Although the Cold War-era Iron Curtain has been lifted, our understanding of contemporary Russia remains limited due to strict censorship, challenging language barriers, and differences in culture and history. This seminar seeks to help bridge the gap between our culture and Russia’s…
Tuesday, July 2, 2019
Led by Daniele Macuglia. Five sessions. 6 - 7:30 pm
In this course we will survey the major scientific and cultural developments that took place during the Enlightenment in Europe. Our focus will be on the “exact sciences,” as well as natural history, physiology, and moral philosophy…
Saturday, July 6, 2019
Led by Edward E. Gordon, Ph.D.. Four sessions. 1 - 3 pm
Commemorating the 75th anniversary of D-Day, this seminar will focus on the impact of leadership struggles within the Anglo-American “Grand” alliance upon the course and length of the Normandy campaign, Operation Overlord….
Saturday, July 6, 2019
Led by Melinda Rooney. Eight sessions. 1 - 3 pm
Caroline Alexander’s translation of the Iliad is the first and only translation by a woman of what is sometimes referred to as “the war book.” This seminar will explore the epic’s status as one of the founding stories of the Western literary tradition, focusing in particular on its depictions of women, from slave girls to queens to goddesses…
Tuesday, July 9, 2019
Led by Christopher Hagenah, PhD. Five sessions. 2 - 3:30 pm
The stories told by slaves comprise some of the most compelling work in American literature. In this course, we will read Frederick Douglass’s genre-defining work Narrative of the Life (1845) and then explore the ways that the slave narrative has continued to influence literary works…
Wednesday, July 10, 2019
Led by Joseph S. Harrington. Four sessions. 5:45 - 7:45 pm
The U.S. Constitution is recognized by Americans for its protection of individual liberty, but most of us overlook the way another document—the Declaration of Independence—expresses a counterbalancing commitment to another value, that of equality…
Thursday, July 11, 2019
Led by Douglas Post. Six sessions. 5:45 - 7:45 pm
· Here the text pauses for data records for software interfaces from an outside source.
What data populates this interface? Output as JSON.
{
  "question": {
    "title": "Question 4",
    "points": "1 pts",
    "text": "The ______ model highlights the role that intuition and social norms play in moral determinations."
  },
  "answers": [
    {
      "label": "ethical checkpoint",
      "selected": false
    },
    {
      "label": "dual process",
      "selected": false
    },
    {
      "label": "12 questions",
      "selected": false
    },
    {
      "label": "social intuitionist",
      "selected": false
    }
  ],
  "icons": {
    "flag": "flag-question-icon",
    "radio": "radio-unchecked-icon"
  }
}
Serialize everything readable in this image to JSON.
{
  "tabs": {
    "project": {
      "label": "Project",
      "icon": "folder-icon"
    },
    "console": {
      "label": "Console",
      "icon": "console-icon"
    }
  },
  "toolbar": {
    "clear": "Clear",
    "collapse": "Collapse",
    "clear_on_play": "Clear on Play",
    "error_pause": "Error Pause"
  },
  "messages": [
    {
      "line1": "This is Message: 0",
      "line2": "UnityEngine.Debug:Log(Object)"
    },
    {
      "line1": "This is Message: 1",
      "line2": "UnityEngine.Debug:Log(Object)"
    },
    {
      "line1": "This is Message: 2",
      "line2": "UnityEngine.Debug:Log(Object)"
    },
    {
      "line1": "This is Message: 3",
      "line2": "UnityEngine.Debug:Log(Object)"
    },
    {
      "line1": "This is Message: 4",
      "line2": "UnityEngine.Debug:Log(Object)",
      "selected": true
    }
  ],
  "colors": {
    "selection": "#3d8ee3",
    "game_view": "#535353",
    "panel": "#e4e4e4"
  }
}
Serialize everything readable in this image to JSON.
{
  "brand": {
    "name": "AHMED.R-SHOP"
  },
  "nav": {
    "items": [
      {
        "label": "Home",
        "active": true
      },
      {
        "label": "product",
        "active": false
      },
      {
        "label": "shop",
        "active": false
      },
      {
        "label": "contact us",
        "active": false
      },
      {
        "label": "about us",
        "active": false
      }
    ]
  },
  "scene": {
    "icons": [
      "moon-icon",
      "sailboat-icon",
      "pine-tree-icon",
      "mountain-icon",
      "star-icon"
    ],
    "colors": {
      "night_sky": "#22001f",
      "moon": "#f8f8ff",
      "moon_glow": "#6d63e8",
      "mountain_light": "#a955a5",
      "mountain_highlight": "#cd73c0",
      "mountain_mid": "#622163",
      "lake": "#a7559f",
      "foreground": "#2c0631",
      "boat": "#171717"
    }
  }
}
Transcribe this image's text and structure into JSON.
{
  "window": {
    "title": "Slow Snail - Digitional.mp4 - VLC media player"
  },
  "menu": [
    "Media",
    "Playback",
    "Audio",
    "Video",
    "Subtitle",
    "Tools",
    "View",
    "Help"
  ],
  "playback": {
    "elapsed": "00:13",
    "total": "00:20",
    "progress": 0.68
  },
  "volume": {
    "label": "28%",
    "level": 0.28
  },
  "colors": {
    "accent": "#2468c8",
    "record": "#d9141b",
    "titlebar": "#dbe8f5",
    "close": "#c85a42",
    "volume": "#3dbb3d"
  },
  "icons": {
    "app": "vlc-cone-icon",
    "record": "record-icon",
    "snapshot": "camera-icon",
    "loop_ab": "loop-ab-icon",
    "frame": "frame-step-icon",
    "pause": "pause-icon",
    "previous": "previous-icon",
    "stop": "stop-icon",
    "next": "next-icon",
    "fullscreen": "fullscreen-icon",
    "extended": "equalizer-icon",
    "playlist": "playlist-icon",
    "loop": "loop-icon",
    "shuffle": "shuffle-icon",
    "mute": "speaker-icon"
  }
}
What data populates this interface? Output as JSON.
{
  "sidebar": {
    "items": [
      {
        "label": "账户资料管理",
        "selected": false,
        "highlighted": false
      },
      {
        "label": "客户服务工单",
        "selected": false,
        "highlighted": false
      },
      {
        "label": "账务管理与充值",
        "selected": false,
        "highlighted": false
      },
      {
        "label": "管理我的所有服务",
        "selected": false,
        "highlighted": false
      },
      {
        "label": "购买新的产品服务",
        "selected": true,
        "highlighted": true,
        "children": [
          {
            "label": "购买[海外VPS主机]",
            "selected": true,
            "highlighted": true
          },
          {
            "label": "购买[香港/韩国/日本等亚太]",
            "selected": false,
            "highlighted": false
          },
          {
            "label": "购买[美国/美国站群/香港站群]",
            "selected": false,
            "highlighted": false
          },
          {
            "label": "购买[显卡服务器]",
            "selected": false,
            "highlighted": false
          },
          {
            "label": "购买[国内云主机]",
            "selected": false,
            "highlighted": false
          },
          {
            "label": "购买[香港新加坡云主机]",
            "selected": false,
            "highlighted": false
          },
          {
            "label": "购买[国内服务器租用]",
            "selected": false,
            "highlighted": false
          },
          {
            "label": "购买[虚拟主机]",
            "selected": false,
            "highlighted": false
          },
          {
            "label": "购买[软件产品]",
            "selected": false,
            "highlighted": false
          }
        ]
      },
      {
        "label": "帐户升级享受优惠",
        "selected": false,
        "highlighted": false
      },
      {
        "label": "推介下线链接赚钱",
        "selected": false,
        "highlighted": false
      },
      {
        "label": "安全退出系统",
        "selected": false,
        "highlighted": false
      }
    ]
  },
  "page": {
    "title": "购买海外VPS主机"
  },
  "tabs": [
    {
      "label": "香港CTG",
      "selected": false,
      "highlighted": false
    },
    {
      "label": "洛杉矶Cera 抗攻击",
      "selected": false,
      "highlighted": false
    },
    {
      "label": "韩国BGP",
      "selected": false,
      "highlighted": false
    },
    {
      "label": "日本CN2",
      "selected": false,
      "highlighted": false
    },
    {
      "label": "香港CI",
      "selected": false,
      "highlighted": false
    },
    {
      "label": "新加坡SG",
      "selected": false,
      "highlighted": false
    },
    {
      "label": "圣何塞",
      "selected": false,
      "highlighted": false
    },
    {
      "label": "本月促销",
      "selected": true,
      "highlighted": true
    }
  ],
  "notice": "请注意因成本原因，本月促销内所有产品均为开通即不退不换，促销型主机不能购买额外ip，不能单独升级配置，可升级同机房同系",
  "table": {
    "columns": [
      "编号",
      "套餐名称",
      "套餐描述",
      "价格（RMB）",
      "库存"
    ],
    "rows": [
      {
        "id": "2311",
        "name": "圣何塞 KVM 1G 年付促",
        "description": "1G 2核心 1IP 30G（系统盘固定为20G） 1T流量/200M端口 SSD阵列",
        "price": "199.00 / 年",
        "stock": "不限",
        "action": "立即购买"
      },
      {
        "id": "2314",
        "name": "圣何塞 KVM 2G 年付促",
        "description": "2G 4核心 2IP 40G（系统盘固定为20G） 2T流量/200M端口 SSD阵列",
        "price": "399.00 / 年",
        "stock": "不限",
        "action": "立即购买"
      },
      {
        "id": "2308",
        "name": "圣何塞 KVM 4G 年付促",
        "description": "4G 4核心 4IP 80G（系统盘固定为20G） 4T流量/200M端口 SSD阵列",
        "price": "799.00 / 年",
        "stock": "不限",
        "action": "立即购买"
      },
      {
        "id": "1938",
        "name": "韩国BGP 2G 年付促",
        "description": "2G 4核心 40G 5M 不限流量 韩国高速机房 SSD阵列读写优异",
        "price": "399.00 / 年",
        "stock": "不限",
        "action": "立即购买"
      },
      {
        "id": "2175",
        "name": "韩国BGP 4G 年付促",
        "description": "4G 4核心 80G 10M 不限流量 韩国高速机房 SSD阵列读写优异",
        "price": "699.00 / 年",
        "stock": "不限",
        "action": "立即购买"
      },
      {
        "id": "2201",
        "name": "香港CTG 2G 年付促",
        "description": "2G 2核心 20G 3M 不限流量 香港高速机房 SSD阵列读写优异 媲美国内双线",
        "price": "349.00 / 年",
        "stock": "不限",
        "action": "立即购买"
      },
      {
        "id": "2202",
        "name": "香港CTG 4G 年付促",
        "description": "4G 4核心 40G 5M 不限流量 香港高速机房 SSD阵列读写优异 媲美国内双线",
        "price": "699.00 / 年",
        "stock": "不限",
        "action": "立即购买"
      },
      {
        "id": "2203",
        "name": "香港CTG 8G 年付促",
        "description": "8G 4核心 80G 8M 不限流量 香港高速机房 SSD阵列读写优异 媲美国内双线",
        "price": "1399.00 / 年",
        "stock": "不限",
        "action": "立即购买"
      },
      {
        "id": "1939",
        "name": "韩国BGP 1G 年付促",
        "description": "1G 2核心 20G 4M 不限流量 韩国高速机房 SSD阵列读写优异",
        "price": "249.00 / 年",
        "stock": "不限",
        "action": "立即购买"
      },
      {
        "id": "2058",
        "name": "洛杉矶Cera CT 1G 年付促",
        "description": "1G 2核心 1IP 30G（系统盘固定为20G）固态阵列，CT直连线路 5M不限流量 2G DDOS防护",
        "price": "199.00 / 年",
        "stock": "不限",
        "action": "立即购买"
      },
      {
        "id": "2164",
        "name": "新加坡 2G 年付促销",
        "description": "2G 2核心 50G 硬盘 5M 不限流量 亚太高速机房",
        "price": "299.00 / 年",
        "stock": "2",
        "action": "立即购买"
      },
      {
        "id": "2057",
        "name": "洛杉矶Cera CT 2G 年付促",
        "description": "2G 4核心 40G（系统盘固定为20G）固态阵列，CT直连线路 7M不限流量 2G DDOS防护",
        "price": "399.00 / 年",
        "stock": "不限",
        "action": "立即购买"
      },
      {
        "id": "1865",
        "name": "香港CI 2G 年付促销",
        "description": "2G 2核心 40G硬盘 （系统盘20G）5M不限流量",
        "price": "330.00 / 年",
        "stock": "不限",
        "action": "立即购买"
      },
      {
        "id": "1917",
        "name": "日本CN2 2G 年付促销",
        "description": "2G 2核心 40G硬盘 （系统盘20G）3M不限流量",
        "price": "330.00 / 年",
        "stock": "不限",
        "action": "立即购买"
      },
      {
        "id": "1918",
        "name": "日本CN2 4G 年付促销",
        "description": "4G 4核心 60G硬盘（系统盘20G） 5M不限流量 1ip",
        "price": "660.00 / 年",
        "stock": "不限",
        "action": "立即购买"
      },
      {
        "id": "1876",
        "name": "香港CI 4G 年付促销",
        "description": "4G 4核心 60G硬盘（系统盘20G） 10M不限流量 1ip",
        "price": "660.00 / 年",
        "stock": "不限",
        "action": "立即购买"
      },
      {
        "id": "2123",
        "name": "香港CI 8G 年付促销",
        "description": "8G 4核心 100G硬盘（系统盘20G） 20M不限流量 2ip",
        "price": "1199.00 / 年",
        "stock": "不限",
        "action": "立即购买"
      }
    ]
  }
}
When asked what his plays were about, Harold Pinter famously replied, “The weasel under the cocktail cabinet.” Though he later came to regret this comment, there’s a certain truth to it: his work, filled with the comedy of menace, often combines two stories—one that is spoken and one that is not. This seminar will center on eight plays…
Saturday, July 13, 2019
Led by Alexis Culotta, PhD. One session. 9 am - noon
With the National Gallery in London pledging to double its holdings of work by women artists by the time its landmark Artemisia Gentileschi exhibition opens in April 2020, we are reminded that our understanding of the history of women in art is still evolving in light of newly available collections displaying the brilliance and novelty of their work…
Saturday, July 13, 2019
Led by Caron Primas Brennan, Ginger Frere, and Marsha Peterson-Maass. Saturdays, 9 am – noon and 1 – 4 pm
Take this whole four-part series on the building blocks of genealogy or just the individual sessions that appeal to you.
Wednesday, July 17, 2019
Led by John Nygro. Five sessions. 2 - 4 pm
This course will focus on Shakespeare’s Antony and Cleopatra, using the play’s treatment of the Antony and Cleopatra myth as a springboard for discussions about the strength and weakness of character, the expansion of gender roles, and the conflict created when one’s integrity and one’s duty to country are in contradiction…
Thursday, July 18, 2019
Led by Chad Beharriell. Three sessions. 5:45 - 7:45 pm
This seminar will explore the historical Jesse James as well as the development of the myths surrounding his life and the ways they intersect with the traditions of social banditry. Drawing upon Newberry sources as well as modern media treatments….